It’s usually the sign of a good film when it provokes a strong physical reaction, of any kind. So I’m really pleased that everything I saw at last weekend’s Sundance London Festival had that effect on me. There wasn’t a single dud amongst the five feature films and the programme of 10 shorts that I watched during the festival. Still, The Inevitable Defeat of Mister and Pete stands way out as the screening that generated the most emotion from me – to the point where I had to take a moment and compose myself after it had finished.
Wonderful, heart-wrenching, touching and anger-inducing, The Inevitable Defeat of Mister and Pete is the true-to-life story of two young boys, simply trying to make it through the summer holidays. Living in the projects of Brooklyn, New York, with single mothers who need parenting themselves, if the local bullies and gangsters don’t get them, then their dysfunctional home lives surely will.
Mister is determined to make a better life for himself. He dreams of becoming an actor and, obsessed with the film Fargo, learns and re-enacts a key monologue from the script in preparation for the open auditions that he’s sure will be his route to freedom. This film really brings home the challenges that some children face to do things that others take totally for granted, how hard it must be to stay on the straight and narrow when circumstances are against them and the double life they have to lead to juggle the pressures of school and home. When the odds are stacked so high against you, the daily struggle to lift yourself above them must be soul destroying. Despite that, The Inevitable Defeat is ultimately a story of the power of hope, friendship and love.
I absolutely adored this film. I experienced a roller coaster of emotion throughout and was totally drained by the time it finished, after crying for the best part of two hours. But whilst The Inevitable Defeat is bleak in many ways, it’s also extremely cute and humorous in others. The writer, Michael Starrbury, has captured that beautiful irony of real life – that even in the saddest times, the smallest or most ridiculous things can still make you smile and even laugh.
I admit that I often cry in films but this was something else. And I was competing with the elderly white lady that was sitting next to me. I only mention her colour because in many ways, she and I couldn’t seem any more different, but sitting there in the dark our hearts went out to those boys equally – and at times to their mothers – in a way that doesn’t see race but only people. And in the subsequent Q&A she said the film was a real eye-opener for her, giving her a real insight into a life she previously had no understanding of. She also expressed what I felt – that the characters were so well written and developed that somehow you even have an element of sympathy for the bad guys.
Director George Tillman, Jr. has done an amazing job drawing such convincing performances out of Skylan Brooks and Ethan Dizon, who play Mister and Pete, respectively.
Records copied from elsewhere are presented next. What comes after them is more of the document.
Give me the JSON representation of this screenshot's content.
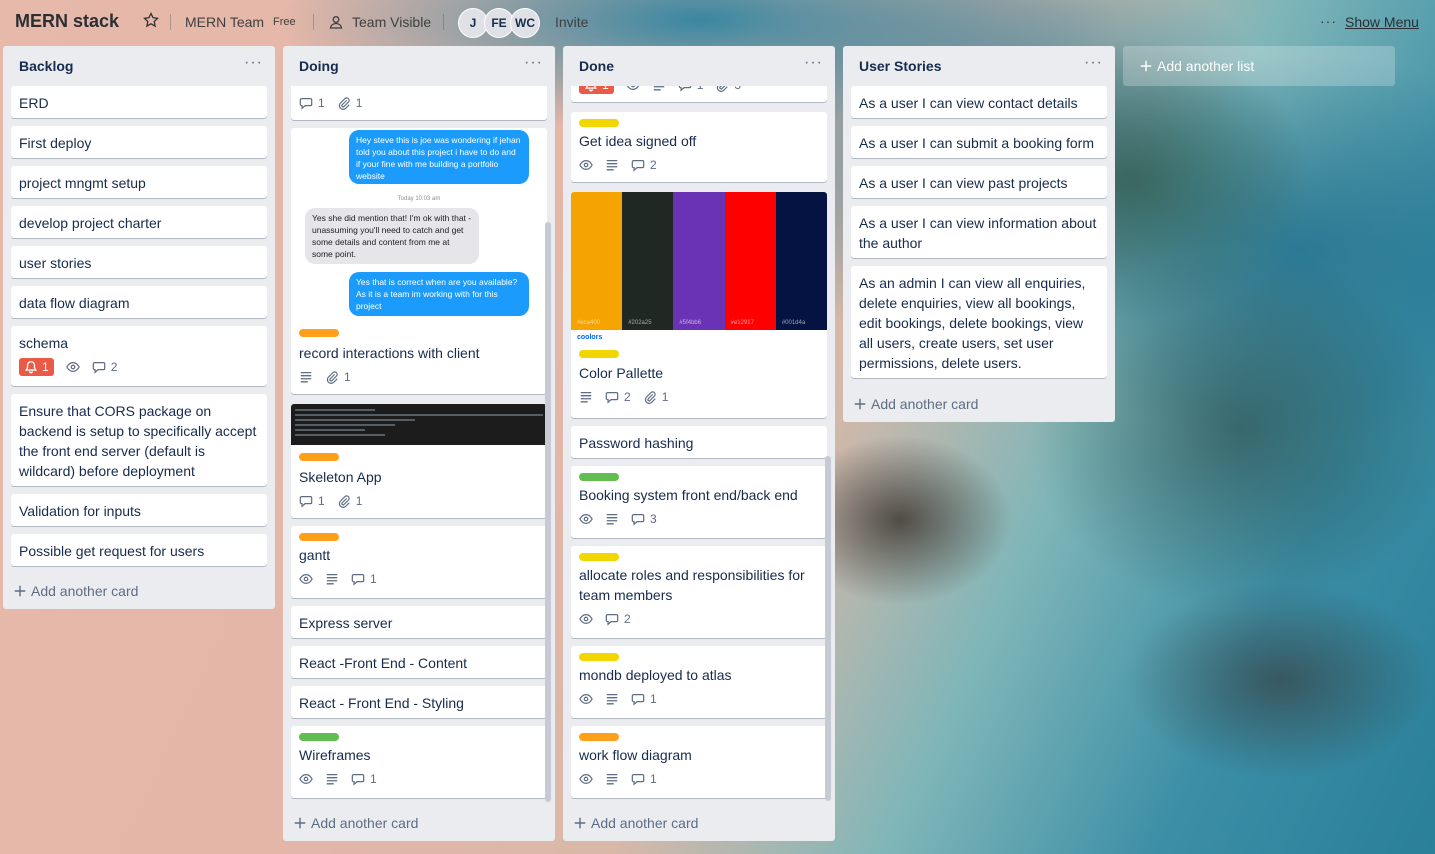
{
  "header": {
    "board_title": "MERN stack",
    "team_name": "MERN Team",
    "team_plan": "Free",
    "visibility": "Team Visible",
    "members": [
      "J",
      "FE",
      "WC"
    ],
    "invite": "Invite",
    "menu_dots": "···",
    "show_menu": "Show Menu"
  },
  "colors": {
    "label_orange": "#ff9f1a",
    "label_yellow": "#f2d600",
    "label_green": "#61bd4f",
    "notif_red": "#eb5a46"
  },
  "lists": {
    "backlog": {
      "title": "Backlog",
      "menu": "···",
      "add_card": "Add another card",
      "cards": {
        "c0": {
          "title": "ERD"
        },
        "c1": {
          "title": "First deploy"
        },
        "c2": {
          "title": "project mngmt setup"
        },
        "c3": {
          "title": "develop project charter"
        },
        "c4": {
          "title": "user stories"
        },
        "c5": {
          "title": "data flow diagram"
        },
        "c6": {
          "title": "schema",
          "notif": "1",
          "comments": "2"
        },
        "c7": {
          "title": "Ensure that CORS package on backend is setup to specifically accept the front end server (default is wildcard) before deployment"
        },
        "c8": {
          "title": "Validation for inputs"
        },
        "c9": {
          "title": "Possible get request for users"
        }
      }
    },
    "doing": {
      "title": "Doing",
      "menu": "···",
      "add_card": "Add another card",
      "cards": {
        "c0": {
          "comments": "1",
          "attachments": "1"
        },
        "c1": {
          "title": "record interactions with client",
          "attachments": "1",
          "chat": {
            "msg1": "Hey steve this is joe was wondering if jehan told you about this project i have to do and if your fine with me building a portfolio website",
            "time": "Today 10:03 am",
            "msg2": "Yes she did mention that! I'm ok with that - unassuming you'll need to catch and get some details and content from me at some point.",
            "msg3": "Yes that is correct when are you available? As it is a team im working with for this project"
          }
        },
        "c2": {
          "title": "Skeleton App",
          "comments": "1",
          "attachments": "1"
        },
        "c3": {
          "title": "gantt",
          "comments": "1"
        },
        "c4": {
          "title": "Express server"
        },
        "c5": {
          "title": "React -Front End - Content"
        },
        "c6": {
          "title": "React - Front End - Styling"
        },
        "c7": {
          "title": "Wireframes",
          "comments": "1"
        }
      }
    },
    "done": {
      "title": "Done",
      "menu": "···",
      "add_card": "Add another card",
      "cards": {
        "c0": {
          "notif": "1",
          "comments": "1",
          "attachments": "3"
        },
        "c1": {
          "title": "Get idea signed off",
          "comments": "2"
        },
        "c2": {
          "title": "Color Pallette",
          "comments": "2",
          "attachments": "1",
          "brand": "coolors",
          "swatches": [
            {
              "color": "#f4a300",
              "hex": "#eca400"
            },
            {
              "color": "#1f2823",
              "hex": "#202a25"
            },
            {
              "color": "#6a33b5",
              "hex": "#5f4bb6"
            },
            {
              "color": "#ff0000",
              "hex": "#e12917"
            },
            {
              "color": "#041341",
              "hex": "#001d4a"
            }
          ]
        },
        "c3": {
          "title": "Password hashing"
        },
        "c4": {
          "title": "Booking system front end/back end",
          "comments": "3"
        },
        "c5": {
          "title": "allocate roles and responsibilities for team members",
          "comments": "2"
        },
        "c6": {
          "title": "mondb deployed to atlas",
          "comments": "1"
        },
        "c7": {
          "title": "work flow diagram",
          "comments": "1"
        }
      }
    },
    "stories": {
      "title": "User Stories",
      "menu": "···",
      "add_card": "Add another card",
      "cards": {
        "c0": {
          "title": "As a user I can view contact details"
        },
        "c1": {
          "title": "As a user I can submit a booking form"
        },
        "c2": {
          "title": "As a user I can view past projects"
        },
        "c3": {
          "title": "As a user I can view information about the author"
        },
        "c4": {
          "title": "As an admin I can view all enquiries, delete enquiries, view all bookings, edit bookings, delete bookings, view all users, create users, set user permissions, delete users."
        }
      }
    }
  },
  "add_list": "Add another list"
}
During the Q&A he explained how difficult it was to get the film made in the first place. After all, on paper, who wants to watch a film about a 14-year old black boy and his friendship with an Asian kid? There had also been concern that he couldn’t possibly find a boy capable of carrying the entire movie – which is what’s required. It wasn’t just the financiers who were worried. Understandably, the actors he approached also had their reservations, conveying in no uncertain terms that without the right lead they didn’t want to be involved. But they had nothing to fear, as the boys step up to the plate.
Brooks is brilliant in the role of Mister, despite the immense pressure that Tillman describes him being under – not only is he in every scene but some scenes are him alone. This film may be about young boys but it’s a really adult script and he handles his part with great strength and maturity. Similarly, Dizon is perfectly cast as his young companion, Pete – combining vulnerability and naivety with a dash of street nous. Just as some kids have to do in real life. Tillman explains that, by chance, Brooks auditioned ten minutes after Dizon, so he and the casting agents brought the two boys back in together as they felt their chemistry might work. And they were right. There’s a great supporting cast, too, including the surprise of Jennifer Hudson, almost unrecognisable as Mister’s mother.
As at previous Sundance London Q&As, I was disappointed that the writer wasn’t there to give his perspective but Tillman talked around elements of the script. Michael Starrbury named the character ‘Mister’ because the life he’s been thrown into means he’s a young kid who’s an adult. He looks after himself like an adult and in some ways, he’s the adult to his mother, but in the end he is just a kid. And part of his journey is the realisation that he can’t handle life alone – kids, and sometimes even adults, need help.
I see a lot of really good films. Every now and then I see one that’s really special. One that really touches me. The Inevitable Defeat of Mister and Pete is one of those. And once you’ve watched it, you realise that the film’s title is wonderfully, sadly perfect.